Sault Ste. Marie Tribe of Chippewa Indians prepares for ObamacareMonday, September 23, 2013 by: SooToday.com Staff
The benefits and protections the new law provides are critical to promoting health equity among communities of color.
As the law moves toward eliminating disparities, many American Indian and Alaska Natives stand to gain from its health reform provisions.
The new health reform law will significantly expand access to affordable health coverage, which is especially important for all members of federally recognized tribes.
Nationwide, over 29 percent of Native Americans were found to be uninsured.
Depending on where members of the Sault Ste. Marie Tribe of Chippewa Indians live, recent data has shown that as many as 50- 60 percent are uninsured.
Even though Sault Tribe members are able to access the tribe’s health-care delivery system across the Upper Peninsula at no cost, many services cannot be provided due to a lack of or a reduction in federal Indian Health Service funding.
According to Families USA’s Minority Health Initiatives (September 2012), health reform will expand coverage to American Indians for health care services by doing the following:
Under the new law, Medicaid coverage will be expanded to cover children and adults with incomes up to 133 percent of the federal poverty level - roughly $15, 281 for an individual and, for a family of three, $25,974.
Over 277,800 non-elderly American Indians and Alaska Natives across the nation will be newly eligible for Medicaid.
This Medicaid expansion, which will go into effect in 2014, will provide coverage to many tribal members who would otherwise go without quality, affordable health coverage, particularly adults without dependent children.
Creating new marketplaces
For individuals who do not qualify for Medicaid, the new law will expand coverage through the creation of state health exchanges.
Beginning October 2013, these exchanges will allow individuals to shop for insurance and easily compare prices and benefits.
To ensure that health insurance is affordable, the law will provide refundable tax credits to offset a portion of the cost of health insurance premiums.
These historic coverage expansions should have a significant impact on American Indians and Alaska Natives with low or moderate incomes.
In addition, the new law offers critical protections to all individuals by eliminating discrimination due to pre-existing health conditions.
According to a recent report by Families USA, more that one-quarter of Native Americans (25.9 percent) have a condition (such as cancer or obesity) that, without health reform, could lead to a denial of coverage.
Through the expansion of the state Medicaid program or through state health exchanges, the Sault Ste. Marie Tribe of Chippewa Indian’s Health Division staff are now prepared to assist tribal members to sign up for health insurance coverage.
Even though members of federally recognized tribes are exempt from participating in the health-care law, more insured tribal members means more resources would become available to provide health-care services.

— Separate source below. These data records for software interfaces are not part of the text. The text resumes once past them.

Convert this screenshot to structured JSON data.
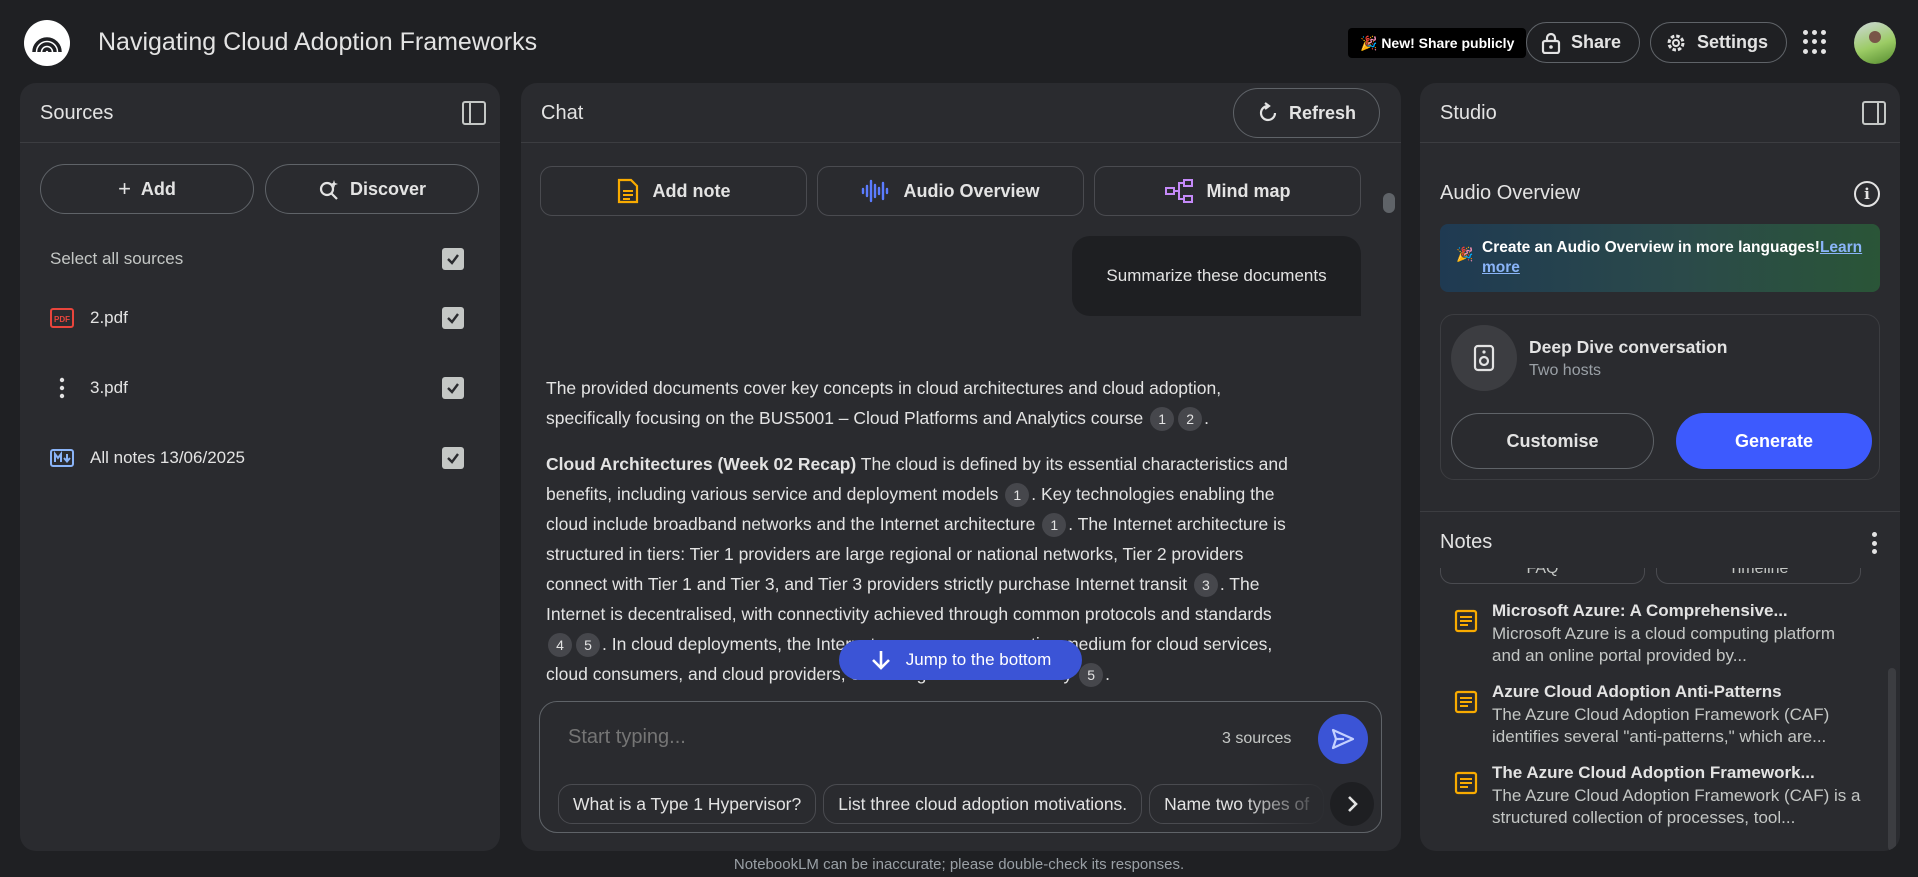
{
  "header": {
    "title": "Navigating Cloud Adoption Frameworks",
    "new_badge": "🎉 New! Share publicly",
    "share_label": "Share",
    "settings_label": "Settings"
  },
  "sources": {
    "title": "Sources",
    "add_label": "Add",
    "discover_label": "Discover",
    "select_all_label": "Select all sources",
    "items": [
      {
        "name": "2.pdf",
        "icon": "pdf-icon",
        "checked": true
      },
      {
        "name": "3.pdf",
        "icon": "more-vert-icon",
        "checked": true
      },
      {
        "name": "All notes 13/06/2025",
        "icon": "markdown-icon",
        "checked": true
      }
    ]
  },
  "chat": {
    "title": "Chat",
    "refresh_label": "Refresh",
    "actions": {
      "add_note": "Add note",
      "audio_overview": "Audio Overview",
      "mind_map": "Mind map"
    },
    "user_message": "Summarize these documents",
    "answer": {
      "p1_text": "The provided documents cover key concepts in cloud architectures and cloud adoption, specifically focusing on the BUS5001 – Cloud Platforms and Analytics course",
      "p1_cites": [
        "1",
        "2"
      ],
      "p2_heading": "Cloud Architectures (Week 02 Recap)",
      "p2_a": "The cloud is defined by its essential characteristics and benefits, including various service and deployment models",
      "p2_cite_a": "1",
      "p2_b": ". Key technologies enabling the cloud include broadband networks and the Internet architecture",
      "p2_cite_b": "1",
      "p2_c": ". The Internet architecture is structured in tiers: Tier 1 providers are large regional or national networks, Tier 2 providers connect with Tier 1 and Tier 3, and Tier 3 providers strictly purchase Internet transit",
      "p2_cite_c": "3",
      "p2_d": ". The Internet is decentralised, with connectivity achieved through common protocols and standards",
      "p2_cite_d1": "4",
      "p2_cite_d2": "5",
      "p2_e": ". In cloud deployments, the Internet serves as a connecting medium for cloud services, cloud consumers, and cloud providers, extending the trust boundary",
      "p2_cite_e": "5"
    },
    "jump_label": "Jump to the bottom",
    "input_placeholder": "Start typing...",
    "sources_count": "3 sources",
    "suggestions": [
      "What is a Type 1 Hypervisor?",
      "List three cloud adoption motivations.",
      "Name two types of"
    ]
  },
  "studio": {
    "title": "Studio",
    "audio_overview_title": "Audio Overview",
    "promo_text": "Create an Audio Overview in more languages!",
    "promo_link": "Learn more",
    "deep_dive_title": "Deep Dive conversation",
    "deep_dive_sub": "Two hosts",
    "customise_label": "Customise",
    "generate_label": "Generate",
    "notes_title": "Notes",
    "note_chips": [
      "FAQ",
      "Timeline"
    ],
    "notes": [
      {
        "title": "Microsoft Azure: A Comprehensive...",
        "body": "Microsoft Azure is a cloud computing platform and an online portal provided by..."
      },
      {
        "title": "Azure Cloud Adoption Anti-Patterns",
        "body": "The Azure Cloud Adoption Framework (CAF) identifies several \"anti-patterns,\" which are..."
      },
      {
        "title": "The Azure Cloud Adoption Framework...",
        "body": "The Azure Cloud Adoption Framework (CAF) is a structured collection of processes, tool..."
      }
    ]
  },
  "footer": {
    "disclaimer": "NotebookLM can be inaccurate; please double-check its responses."
  },
  "colors": {
    "background": "#1f2023",
    "panel": "#2a2b2f",
    "accent_blue": "#3d5afe",
    "note_icon": "#f9ab00",
    "pdf_red": "#e8453c"
  }
}
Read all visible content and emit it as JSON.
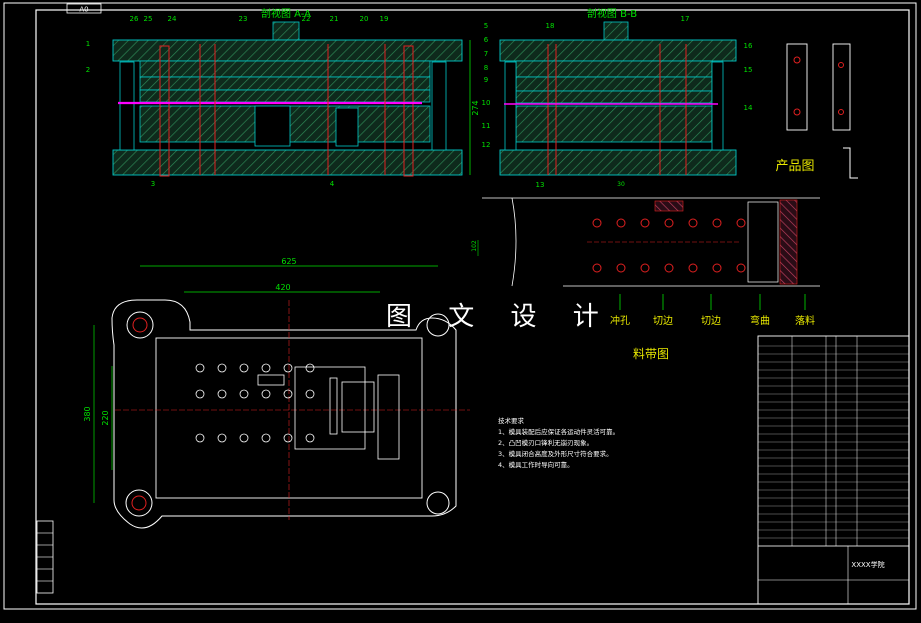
{
  "sheet": {
    "corner_tag": "A0",
    "watermark": "图 文 设 计",
    "colors": {
      "background": "#000000",
      "frame": "#ffffff",
      "hatch": "#2e8b57",
      "cyan": "#00c8c8",
      "red": "#e02020",
      "yellow": "#e8e800",
      "green": "#00e000",
      "magenta": "#ff00ff"
    }
  },
  "views": {
    "section_a_title": "剖视图 A-A",
    "section_b_title": "剖视图 B-B",
    "product_title": "产品图",
    "strip_title": "料带图"
  },
  "section_a_callouts": [
    "1",
    "2",
    "3",
    "4",
    "19",
    "20",
    "21",
    "22",
    "23",
    "24",
    "25",
    "26"
  ],
  "section_b_callouts": [
    "5",
    "6",
    "7",
    "8",
    "9",
    "10",
    "11",
    "12",
    "13",
    "14",
    "15",
    "16",
    "17",
    "18"
  ],
  "dimensions": {
    "section_height": "274",
    "plan_width": "625",
    "plan_inner_width": "420",
    "plan_height": "380",
    "plan_inner_height": "220",
    "strip_pitch": "30",
    "strip_width": "102"
  },
  "strip_stations": [
    "冲孔",
    "切边",
    "切边",
    "弯曲",
    "落料"
  ],
  "notes": {
    "heading": "技术要求",
    "items": [
      "1、模具装配后应保证各运动件灵活可靠。",
      "2、凸凹模刃口锋利无崩刃现象。",
      "3、模具闭合高度及外形尺寸符合要求。",
      "4、模具工作时导向可靠。"
    ]
  },
  "title_block": {
    "school": "XXXX学院"
  }
}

This also means that more services could become available at the Tribal Health Centers and, if needed, for specialty care outside of the tribal health-care delivery system.

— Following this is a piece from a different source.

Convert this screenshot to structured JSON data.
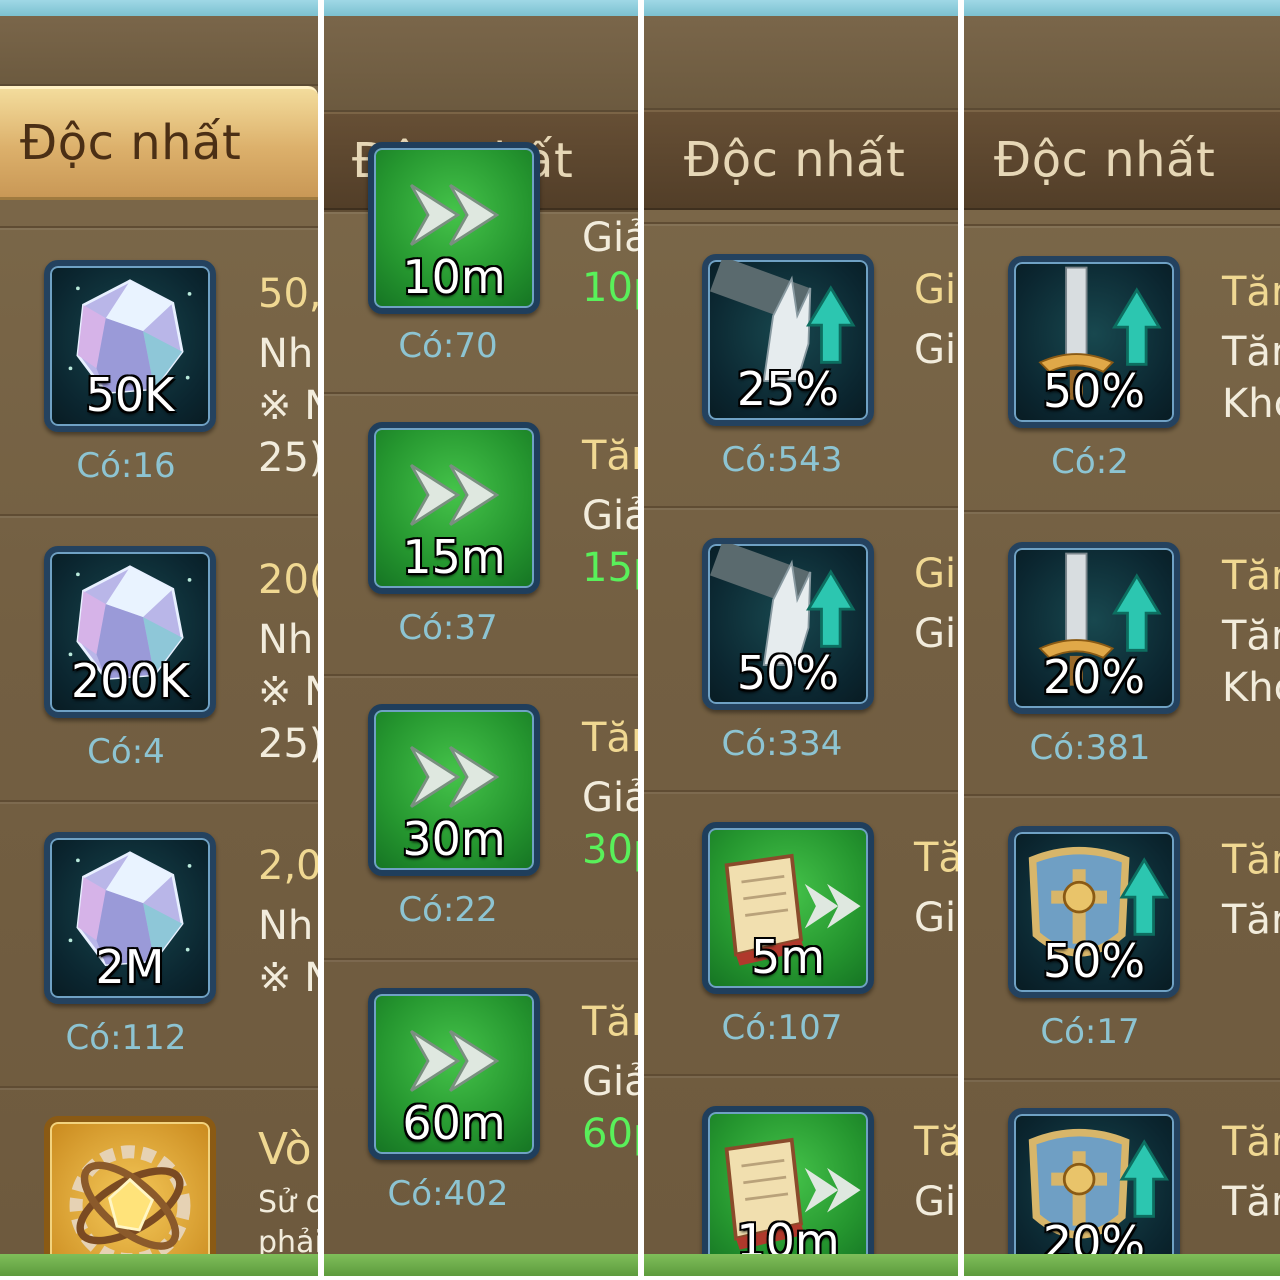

More insured tribal members will allow the tribe to improve all health care services but, most important of all, would help to ensure that all Native American families are able to live healthy and productive lives.

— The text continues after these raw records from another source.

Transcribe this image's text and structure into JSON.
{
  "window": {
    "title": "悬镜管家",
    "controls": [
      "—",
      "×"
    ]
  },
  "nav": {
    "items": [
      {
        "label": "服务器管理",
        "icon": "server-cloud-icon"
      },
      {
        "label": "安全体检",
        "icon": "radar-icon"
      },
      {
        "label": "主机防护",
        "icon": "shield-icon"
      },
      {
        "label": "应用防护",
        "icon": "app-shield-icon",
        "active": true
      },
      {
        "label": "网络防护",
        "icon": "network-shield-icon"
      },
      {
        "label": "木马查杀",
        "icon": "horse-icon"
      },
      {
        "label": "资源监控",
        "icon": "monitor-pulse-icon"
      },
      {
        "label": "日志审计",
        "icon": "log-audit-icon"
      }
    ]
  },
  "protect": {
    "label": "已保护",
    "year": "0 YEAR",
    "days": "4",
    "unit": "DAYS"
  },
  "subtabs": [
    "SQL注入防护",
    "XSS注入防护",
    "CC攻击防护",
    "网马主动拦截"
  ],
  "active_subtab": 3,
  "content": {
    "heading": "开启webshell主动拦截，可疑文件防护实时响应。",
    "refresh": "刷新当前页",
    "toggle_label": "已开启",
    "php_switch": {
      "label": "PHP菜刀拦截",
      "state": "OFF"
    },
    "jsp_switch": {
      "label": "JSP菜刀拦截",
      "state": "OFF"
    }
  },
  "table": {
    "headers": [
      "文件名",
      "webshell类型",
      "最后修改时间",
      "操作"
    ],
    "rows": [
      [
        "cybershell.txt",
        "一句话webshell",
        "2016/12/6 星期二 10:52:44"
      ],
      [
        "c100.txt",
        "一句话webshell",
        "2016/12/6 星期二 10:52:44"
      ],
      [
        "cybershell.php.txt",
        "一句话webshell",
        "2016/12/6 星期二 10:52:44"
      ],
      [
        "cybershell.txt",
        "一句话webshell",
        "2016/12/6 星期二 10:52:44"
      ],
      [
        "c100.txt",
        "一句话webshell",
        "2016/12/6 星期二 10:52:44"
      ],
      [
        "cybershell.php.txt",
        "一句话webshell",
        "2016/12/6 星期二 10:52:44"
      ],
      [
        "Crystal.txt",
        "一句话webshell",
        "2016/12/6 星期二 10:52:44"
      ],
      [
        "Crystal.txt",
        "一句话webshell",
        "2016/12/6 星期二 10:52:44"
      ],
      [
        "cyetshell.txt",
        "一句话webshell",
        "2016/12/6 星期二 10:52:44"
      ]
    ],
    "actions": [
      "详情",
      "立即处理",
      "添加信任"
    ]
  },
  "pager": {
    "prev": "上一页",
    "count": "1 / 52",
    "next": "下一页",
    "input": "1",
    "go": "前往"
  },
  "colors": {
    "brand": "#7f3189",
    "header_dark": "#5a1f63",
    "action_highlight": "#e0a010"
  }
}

Members of the Sault Ste. Marie Tribe of Chippewa Indians and other federally recognized tribes are encouraged to call the Tribal Health Center nearest you or check out the tribe’s website for more information or assistance.
Sault Ste. Marie Tribal Health Center: (906) 632-5200
Hessel Tribal Community Health Center: (906) 484-2727
St. Ignace Tribal Health Center: (906) 643-8689
Newberry Tribal Community Health Center: (906) 293-8181
Manistique Tribal Health Center: (906) 341-8469
Munising Tribal Health Center: (906) 387-4721
Escanaba Tribal Community Health Center: (906) 786-2636